Task directions →
Read the lines of the data below and retrieve those with "リョーガ".

Data excerpts →

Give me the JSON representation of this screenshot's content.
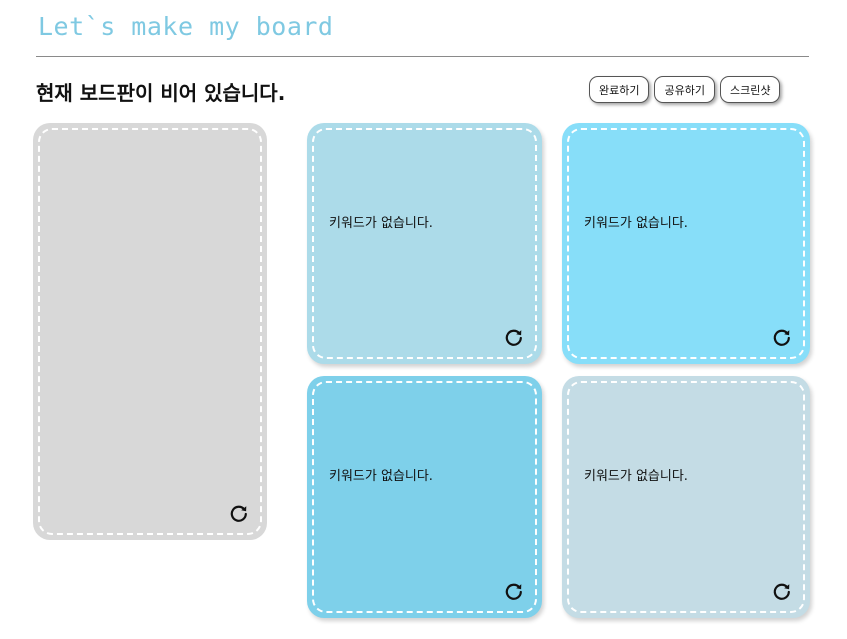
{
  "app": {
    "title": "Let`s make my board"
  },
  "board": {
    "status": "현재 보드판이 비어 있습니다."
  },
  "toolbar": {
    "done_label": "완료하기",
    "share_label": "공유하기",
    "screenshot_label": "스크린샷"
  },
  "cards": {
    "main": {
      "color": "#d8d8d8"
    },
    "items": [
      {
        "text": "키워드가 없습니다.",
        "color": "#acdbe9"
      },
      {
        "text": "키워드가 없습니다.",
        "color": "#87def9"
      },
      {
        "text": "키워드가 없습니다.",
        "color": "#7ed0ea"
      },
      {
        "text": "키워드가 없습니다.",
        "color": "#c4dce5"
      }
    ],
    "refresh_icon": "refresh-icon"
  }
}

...

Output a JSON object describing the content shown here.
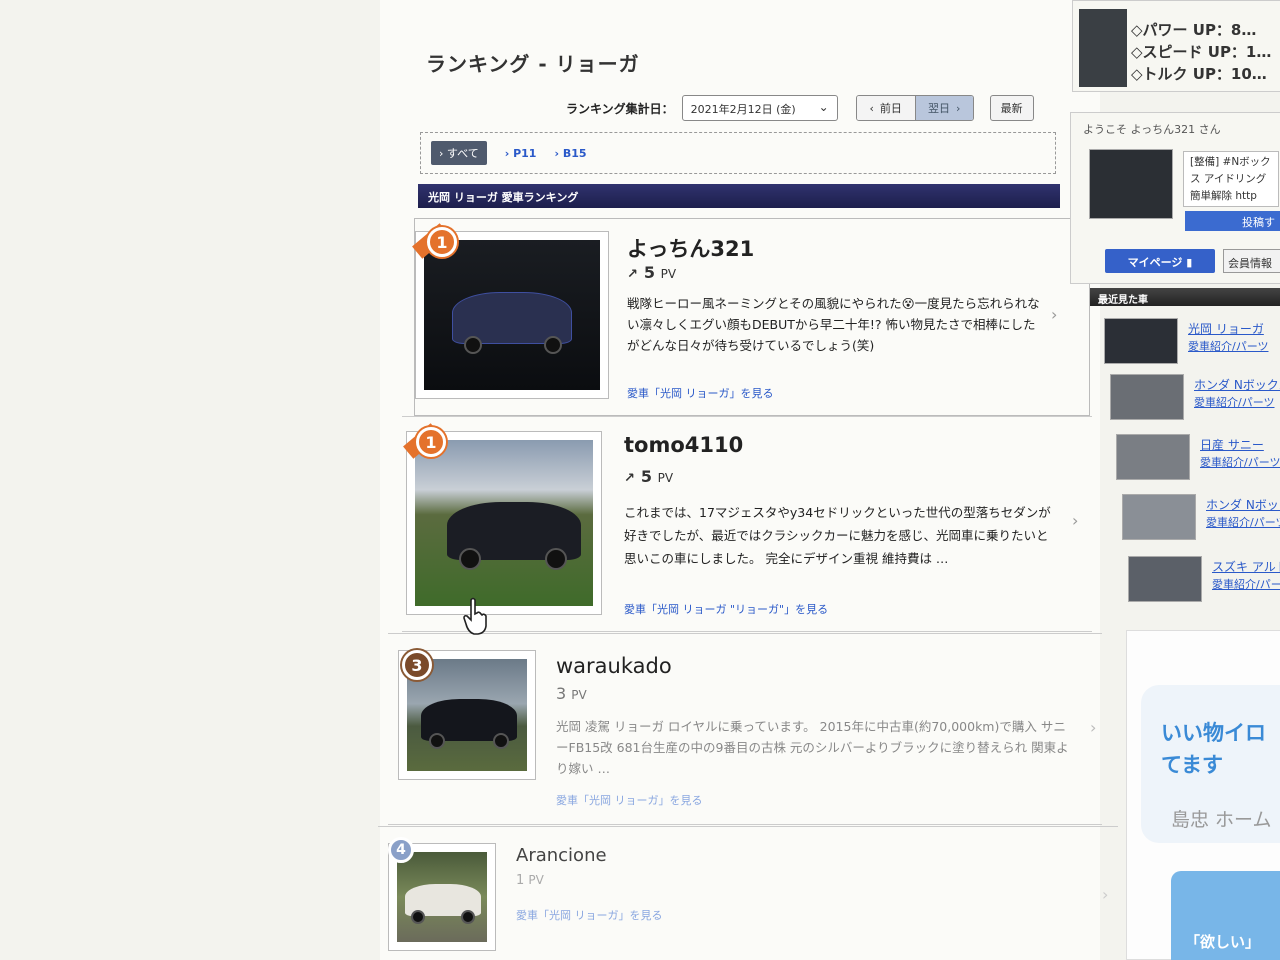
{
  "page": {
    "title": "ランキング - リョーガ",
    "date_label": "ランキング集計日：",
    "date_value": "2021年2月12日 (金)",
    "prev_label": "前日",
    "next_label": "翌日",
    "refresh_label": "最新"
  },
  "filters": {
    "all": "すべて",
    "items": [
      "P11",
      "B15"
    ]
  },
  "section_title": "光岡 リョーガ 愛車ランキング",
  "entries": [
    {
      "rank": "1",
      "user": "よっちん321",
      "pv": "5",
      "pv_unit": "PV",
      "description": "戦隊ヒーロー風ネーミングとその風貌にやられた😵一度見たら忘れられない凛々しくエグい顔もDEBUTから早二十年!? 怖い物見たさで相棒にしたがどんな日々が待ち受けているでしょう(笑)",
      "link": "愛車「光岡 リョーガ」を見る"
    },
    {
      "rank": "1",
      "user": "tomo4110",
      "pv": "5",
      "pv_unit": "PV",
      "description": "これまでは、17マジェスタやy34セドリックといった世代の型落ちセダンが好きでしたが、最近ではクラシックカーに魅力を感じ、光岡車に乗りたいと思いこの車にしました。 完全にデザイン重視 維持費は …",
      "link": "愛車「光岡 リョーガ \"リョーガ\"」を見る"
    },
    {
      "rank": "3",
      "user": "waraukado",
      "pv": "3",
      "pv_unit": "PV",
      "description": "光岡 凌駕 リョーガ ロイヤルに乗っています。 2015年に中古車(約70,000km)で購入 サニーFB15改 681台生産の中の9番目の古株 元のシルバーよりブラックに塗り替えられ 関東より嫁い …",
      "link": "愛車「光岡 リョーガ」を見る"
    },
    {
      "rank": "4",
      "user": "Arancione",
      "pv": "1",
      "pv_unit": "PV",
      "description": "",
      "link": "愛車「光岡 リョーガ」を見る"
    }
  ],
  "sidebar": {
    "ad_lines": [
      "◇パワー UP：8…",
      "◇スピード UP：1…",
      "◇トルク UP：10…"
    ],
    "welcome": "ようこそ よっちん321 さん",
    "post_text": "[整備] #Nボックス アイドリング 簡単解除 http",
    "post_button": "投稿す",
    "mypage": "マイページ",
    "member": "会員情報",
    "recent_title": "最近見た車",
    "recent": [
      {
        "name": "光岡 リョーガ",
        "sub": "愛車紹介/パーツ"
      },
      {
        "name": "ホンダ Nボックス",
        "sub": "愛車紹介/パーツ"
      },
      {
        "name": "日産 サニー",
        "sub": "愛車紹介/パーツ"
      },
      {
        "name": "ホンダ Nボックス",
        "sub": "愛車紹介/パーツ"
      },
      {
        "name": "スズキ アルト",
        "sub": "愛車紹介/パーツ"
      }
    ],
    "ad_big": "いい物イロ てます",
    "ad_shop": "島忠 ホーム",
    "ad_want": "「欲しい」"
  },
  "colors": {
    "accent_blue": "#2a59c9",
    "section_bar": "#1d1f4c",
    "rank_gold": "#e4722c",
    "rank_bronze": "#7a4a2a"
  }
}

Completed task →
    "title": "ランキング - リョーガ",
  "section_title": "光岡 リョーガ 愛車ランキング",
      "link": "愛車「光岡 リョーガ」を見る"
      "link": "愛車「光岡 リョーガ \"リョーガ\"」を見る"
      "description": "光岡 凌駕 リョーガ ロイヤルに乗っています。 2015年に中古車(約70,000km)で購入 サニーFB15改 681台生産の中の9番目の古株 元のシルバーよりブラックに塗り替えられ 関東より嫁い …",
      "link": "愛車「光岡 リョーガ」を見る"
      "link": "愛車「光岡 リョーガ」を見る"
        "name": "光岡 リョーガ",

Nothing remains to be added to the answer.